Retrieval and intercomparison of volcanic SO2 injection height and eruption time from satellite maps and ground-based observations
Pardini F., M. Burton, M. de’ Michieli Vitturi, S. Corradini, G. Salerno, L. Merucci, & G.D. Grazia (2016).
Journal of Volcanology and Geothermal Research, 331, 79-91, http://dx.doi.org/10.1016/j.jvolgeores.2016.12.008

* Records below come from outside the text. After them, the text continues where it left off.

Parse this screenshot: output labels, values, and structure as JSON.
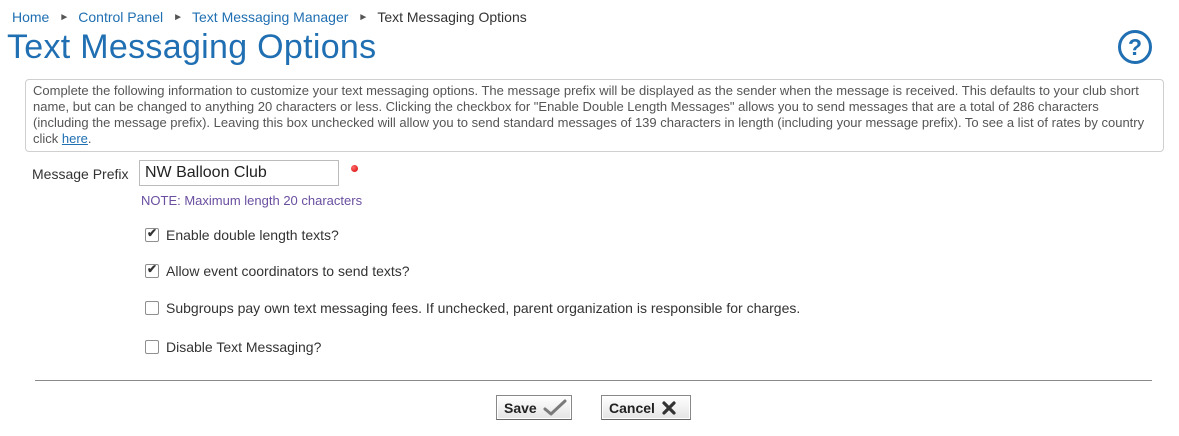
{
  "breadcrumb": {
    "items": [
      {
        "label": "Home"
      },
      {
        "label": "Control Panel"
      },
      {
        "label": "Text Messaging Manager"
      },
      {
        "label": "Text Messaging Options"
      }
    ],
    "separator_icon": "chevron-right-icon"
  },
  "page": {
    "title": "Text Messaging Options",
    "help_icon": "question-circle-icon",
    "help_glyph": "?"
  },
  "info": {
    "text": "Complete the following information to customize your text messaging options. The message prefix will be displayed as the sender when the message is received. This defaults to your club short name, but can be changed to anything 20 characters or less. Clicking the checkbox for \"Enable Double Length Messages\" allows you to send messages that are a total of 286 characters (including the message prefix). Leaving this box unchecked will allow you to send standard messages of 139 characters in length (including your message prefix). To see a list of rates by country click ",
    "link_label": "here",
    "trailing": "."
  },
  "form": {
    "prefix_label": "Message Prefix",
    "prefix_value": "NW Balloon Club",
    "note": "NOTE: Maximum length 20 characters",
    "options": [
      {
        "label": "Enable double length texts?",
        "checked": true
      },
      {
        "label": "Allow event coordinators to send texts?",
        "checked": true
      },
      {
        "label": "Subgroups pay own text messaging fees. If unchecked, parent organization is responsible for charges.",
        "checked": false
      },
      {
        "label": "Disable Text Messaging?",
        "checked": false
      }
    ]
  },
  "buttons": {
    "save_label": "Save",
    "save_icon": "checkmark-icon",
    "cancel_label": "Cancel",
    "cancel_icon": "x-icon"
  },
  "colors": {
    "accent": "#1f6fb2",
    "note": "#6a4fa0",
    "required": "#d40000"
  }
}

Syneruptive gas flux time series can, in principle, be retrieved from satellite maps of SO2 collected during and immediately after volcanic eruptions, and used to gain insights into the volcanic processes which drive the volcanic activity. Determination of the age and height of volcanic plumes are key prerequisites for such calculations. However, these parameters are challenging to constrain using satellite-based techniques. Here, we use imagery from OMI and GOME-2 satellite sensors and a novel numerical procedure based on back-trajectory analysis to calculate plume height as a function of position at the satellite measurement time together with plume injection height and time at a volcanic vent location. We applied this new procedure to three Etna eruptions (12 August 2011, 18 March 2012 and 12 April 2013) and compared our results with independent satellite and ground-based estimations. We also compare our injection height time-series with measurements of volcanic tremor, which reflects the eruption intensity, showing a good match between these two datasets. Our results are a milestone in progressing towards reliable determination of gas flux data from satellite-derived SO2 maps during volcanic eruptions, which would be of great value for operational management of explosive eruptions.